What’s Driving Teachers Away From High-Poverty Schools?
Staffing high-poverty schools with effective teachers remains a critical challenge for many districts. Research shows consistently higher turnover rates among teachers in these schools. As explained in a 2013 article in the American Educational Research Journal, this turnover results in organizational instability and a concentration of less experienced, lower performing teachers, both of which hurt student achievement.
Teachers who leave high-poverty schools serving minority students tend to move to schools attended by whiter, wealthier, and higher achieving students. But why do they go? What’s the underlying cause of the turnover in these high-need schools?
Teaching high-need students presents teachers with a host of stresses and challenges. For some teachers, teaching students in schools in wealthier communities is likely a draw, and this prospect makes it easier for these schools to attract, select, and retain more effective teachers. Recent research, however, suggests a different cause predominates.
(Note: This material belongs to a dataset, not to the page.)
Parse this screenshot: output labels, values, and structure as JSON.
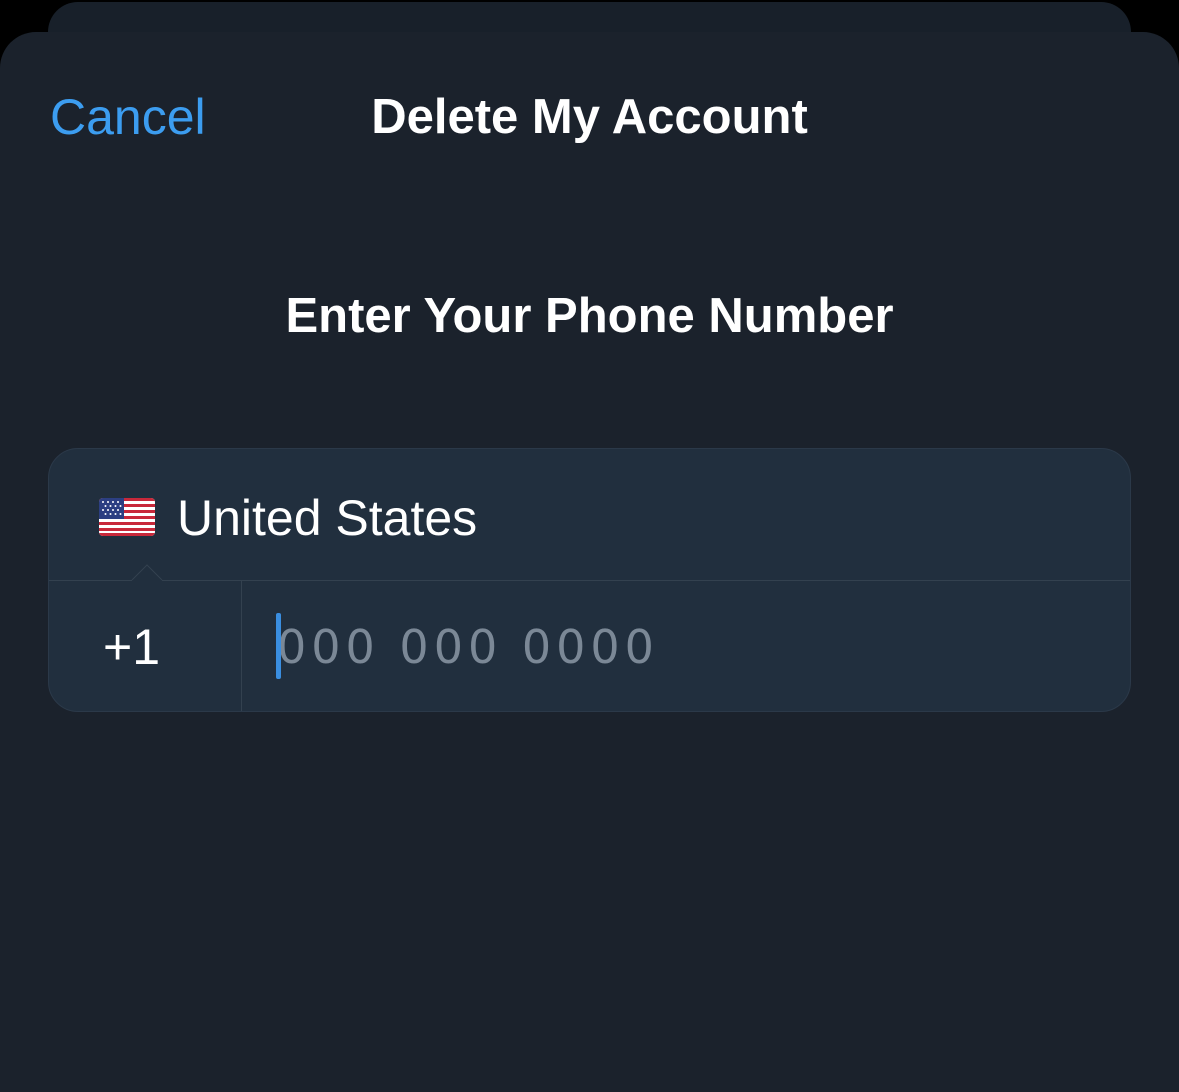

Instead of choosing to leave certain types of students, teachers are leaving the dysfunctional schools these students attend. Three recent studies published in the American Educational Research Journal, Educational Evaluation and Policy Analysis, and Teachers College Record suggest that these turnover patterns reflect teachers’ preferences for better working environments, rather than different types of students. And better working environments tend to go hand-in-hand with students’ socioeconomic backgrounds. For example, in the Teachers College Record study of the teaching conditions in Massachusetts schools, Susan Moore Johnson, Matt Kraft, and I found that 53 percent of teachers in the lowest poverty schools strongly agreed that their school is a good place to work and learn, compared with just 32 percent of teachers in the highest poverty schools.
Working environments or conditions encompass more than facilities and textbooks, although both are important. In fact, we found that the “social conditions of work”—the principal’s leadership, the support of colleagues, and the school culture—appear to matter most for teachers’ satisfaction and career decisions. In other words, teachers stay when they have a supportive and effective principal, work well with their colleagues, and teach in schools with high levels of trust and respect among teachers and students.
Not only are teachers in supportive working environments more likely to stick around; they also are more likely to grow as effective educators. In a separate working paper, Matt Kraft and I found that teachers in more supportive environments improve their practice (as measured by their contributions to students’ test scores) more than teachers in less supportive environments. This evidence builds on similar results from recent studies published in the American Economic Review and the American Economic Journal: Applied Economics showing that teachers improve more rapidly when they participate in a high-quality teacher evaluation system or when they teach with more effective peers.
So what do we know about schools as working environments for teachers? Taken together, these studies suggest that ensuring all learners have access to great teachers means all schools must become places where teachers work and students learn in a carefully organized environment that supports them. This takeaway gives us a starting point, but much more needs to be understood.
Now it’s your turn. What do you think?
Teachers: What elements of the school work environment matter most to you? What keeps you in the profession and what promotes your professional growth?
Everyone: What can district and state leaders do to improve the social conditions of teachers’ work?
John Papay, Ed.D., is assistant professor of education and economics at Brown University. A former high school history teacher, his research focuses on the teacher labor market and policies that affect teachers and their work. Reach him at firstname.lastname@example.org.